Background & aims: The rarity of inflammatory bowel disease (IBD) in both husband and wife is often given as an argument against an infectious origin. We registered conjugal instances of IBD in Northern France and in Belgium between 1989 and 2000.
Methods: Couples were assigned to group A if both partners had symptoms of IBD before cohabitation, to group B if one spouse had IBD before cohabitation and the other experienced first symptoms afterwards, and to group C if both partners got the disease after cohabitation. Risk of IBD was assessed in their offspring.
Results: Thirty conjugal instances were registered. Seventeen were concordant for Crohn's disease and 3 for ulcerative colitis; 10 were mixed. Two belonged to group A, 6 to group B, and 22 to group C. In group C, IBD occurred in the first affected spouse an average of 9 years after cohabitation and in the second spouse an average of 8.5 years later. Group C conjugal forms were more frequent than expected by chance (P < 0.02). Fifty-four children were born to 25 couples; among them 9, of whom 4 were siblings, developed Crohn's disease at a median age of 15 years.

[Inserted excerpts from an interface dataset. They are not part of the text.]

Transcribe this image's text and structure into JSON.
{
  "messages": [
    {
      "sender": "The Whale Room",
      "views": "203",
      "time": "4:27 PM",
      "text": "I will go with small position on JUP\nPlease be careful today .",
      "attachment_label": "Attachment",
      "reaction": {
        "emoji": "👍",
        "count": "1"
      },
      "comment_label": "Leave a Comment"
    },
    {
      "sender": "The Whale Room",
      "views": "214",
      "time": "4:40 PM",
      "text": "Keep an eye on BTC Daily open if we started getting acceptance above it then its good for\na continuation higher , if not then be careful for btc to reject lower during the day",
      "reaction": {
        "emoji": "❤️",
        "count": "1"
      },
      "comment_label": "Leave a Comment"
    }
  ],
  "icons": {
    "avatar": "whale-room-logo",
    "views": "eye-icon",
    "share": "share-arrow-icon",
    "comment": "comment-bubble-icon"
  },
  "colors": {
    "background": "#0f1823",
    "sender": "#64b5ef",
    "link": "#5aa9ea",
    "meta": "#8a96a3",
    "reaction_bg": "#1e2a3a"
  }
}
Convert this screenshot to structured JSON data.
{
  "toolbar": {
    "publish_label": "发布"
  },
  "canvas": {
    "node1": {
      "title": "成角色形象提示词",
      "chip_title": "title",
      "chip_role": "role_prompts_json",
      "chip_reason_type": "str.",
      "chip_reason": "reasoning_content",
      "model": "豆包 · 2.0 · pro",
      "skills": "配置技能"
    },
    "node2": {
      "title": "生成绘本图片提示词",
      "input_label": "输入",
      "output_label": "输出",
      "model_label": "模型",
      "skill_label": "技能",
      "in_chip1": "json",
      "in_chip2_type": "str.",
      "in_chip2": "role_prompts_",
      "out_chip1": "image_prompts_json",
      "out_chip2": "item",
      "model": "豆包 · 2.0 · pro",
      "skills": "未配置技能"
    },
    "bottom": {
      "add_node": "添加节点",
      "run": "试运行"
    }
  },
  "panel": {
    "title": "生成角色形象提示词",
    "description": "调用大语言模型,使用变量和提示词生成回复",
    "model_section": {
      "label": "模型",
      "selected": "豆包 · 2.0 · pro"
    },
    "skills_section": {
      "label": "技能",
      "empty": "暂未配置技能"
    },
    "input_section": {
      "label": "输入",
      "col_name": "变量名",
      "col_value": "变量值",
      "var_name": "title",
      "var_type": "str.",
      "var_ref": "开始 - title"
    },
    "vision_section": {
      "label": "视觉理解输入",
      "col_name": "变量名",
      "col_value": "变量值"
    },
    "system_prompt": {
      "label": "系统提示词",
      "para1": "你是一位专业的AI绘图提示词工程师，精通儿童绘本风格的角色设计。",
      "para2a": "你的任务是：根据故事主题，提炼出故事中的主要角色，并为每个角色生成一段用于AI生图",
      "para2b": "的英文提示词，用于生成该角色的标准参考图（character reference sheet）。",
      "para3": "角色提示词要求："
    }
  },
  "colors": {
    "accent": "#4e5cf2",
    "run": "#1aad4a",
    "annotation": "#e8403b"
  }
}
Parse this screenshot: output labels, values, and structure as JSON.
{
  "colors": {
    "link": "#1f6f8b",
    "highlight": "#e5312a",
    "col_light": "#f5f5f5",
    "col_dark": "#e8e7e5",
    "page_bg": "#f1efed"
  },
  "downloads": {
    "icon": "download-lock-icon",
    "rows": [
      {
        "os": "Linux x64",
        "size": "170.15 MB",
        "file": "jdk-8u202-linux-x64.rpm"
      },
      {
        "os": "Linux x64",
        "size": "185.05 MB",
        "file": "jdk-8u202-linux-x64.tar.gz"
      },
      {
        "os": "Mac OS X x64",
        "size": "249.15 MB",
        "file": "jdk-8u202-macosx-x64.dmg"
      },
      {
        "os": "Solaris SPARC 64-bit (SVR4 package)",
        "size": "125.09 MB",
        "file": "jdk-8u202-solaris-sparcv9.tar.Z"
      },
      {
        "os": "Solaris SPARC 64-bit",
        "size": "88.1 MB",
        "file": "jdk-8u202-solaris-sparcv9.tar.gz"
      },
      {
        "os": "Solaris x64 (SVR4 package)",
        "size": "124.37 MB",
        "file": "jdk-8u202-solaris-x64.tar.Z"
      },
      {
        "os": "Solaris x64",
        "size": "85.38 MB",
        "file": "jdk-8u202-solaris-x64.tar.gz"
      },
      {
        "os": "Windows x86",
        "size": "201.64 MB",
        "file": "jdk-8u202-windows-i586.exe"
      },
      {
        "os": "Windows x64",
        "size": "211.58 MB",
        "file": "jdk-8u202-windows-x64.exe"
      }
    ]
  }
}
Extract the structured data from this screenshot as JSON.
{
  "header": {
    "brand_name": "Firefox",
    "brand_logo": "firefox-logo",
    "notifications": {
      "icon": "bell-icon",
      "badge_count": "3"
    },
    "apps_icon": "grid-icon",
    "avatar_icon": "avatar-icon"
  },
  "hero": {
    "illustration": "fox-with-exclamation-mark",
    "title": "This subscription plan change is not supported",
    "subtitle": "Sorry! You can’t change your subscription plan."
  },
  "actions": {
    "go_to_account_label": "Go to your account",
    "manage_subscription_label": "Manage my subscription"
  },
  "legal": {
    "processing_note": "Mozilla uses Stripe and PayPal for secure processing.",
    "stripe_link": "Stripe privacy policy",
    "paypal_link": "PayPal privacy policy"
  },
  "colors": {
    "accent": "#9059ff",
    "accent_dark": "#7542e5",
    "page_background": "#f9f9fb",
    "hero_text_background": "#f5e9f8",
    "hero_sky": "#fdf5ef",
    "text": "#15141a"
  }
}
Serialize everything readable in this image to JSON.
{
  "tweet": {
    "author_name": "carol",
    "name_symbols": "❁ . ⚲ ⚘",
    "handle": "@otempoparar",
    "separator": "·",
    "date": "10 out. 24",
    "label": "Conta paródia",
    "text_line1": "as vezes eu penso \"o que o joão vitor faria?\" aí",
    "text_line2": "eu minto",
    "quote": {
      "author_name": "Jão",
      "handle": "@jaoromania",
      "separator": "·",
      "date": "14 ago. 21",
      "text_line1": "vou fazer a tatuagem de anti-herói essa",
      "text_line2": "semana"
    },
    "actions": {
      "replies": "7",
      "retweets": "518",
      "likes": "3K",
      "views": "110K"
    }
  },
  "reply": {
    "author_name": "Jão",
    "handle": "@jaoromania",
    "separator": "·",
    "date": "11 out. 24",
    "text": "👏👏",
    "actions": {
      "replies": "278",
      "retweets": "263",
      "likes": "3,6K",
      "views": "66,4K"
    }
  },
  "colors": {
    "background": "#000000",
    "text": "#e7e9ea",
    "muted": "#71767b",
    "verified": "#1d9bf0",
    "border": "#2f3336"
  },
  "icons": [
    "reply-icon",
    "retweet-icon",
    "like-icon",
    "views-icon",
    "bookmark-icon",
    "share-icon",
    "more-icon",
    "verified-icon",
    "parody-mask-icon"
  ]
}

Conclusions: The frequency of conjugal forms of IBD suggests an etiologic role for environmental factors. Offspring of 2 affected parents have a high risk of developing IBD.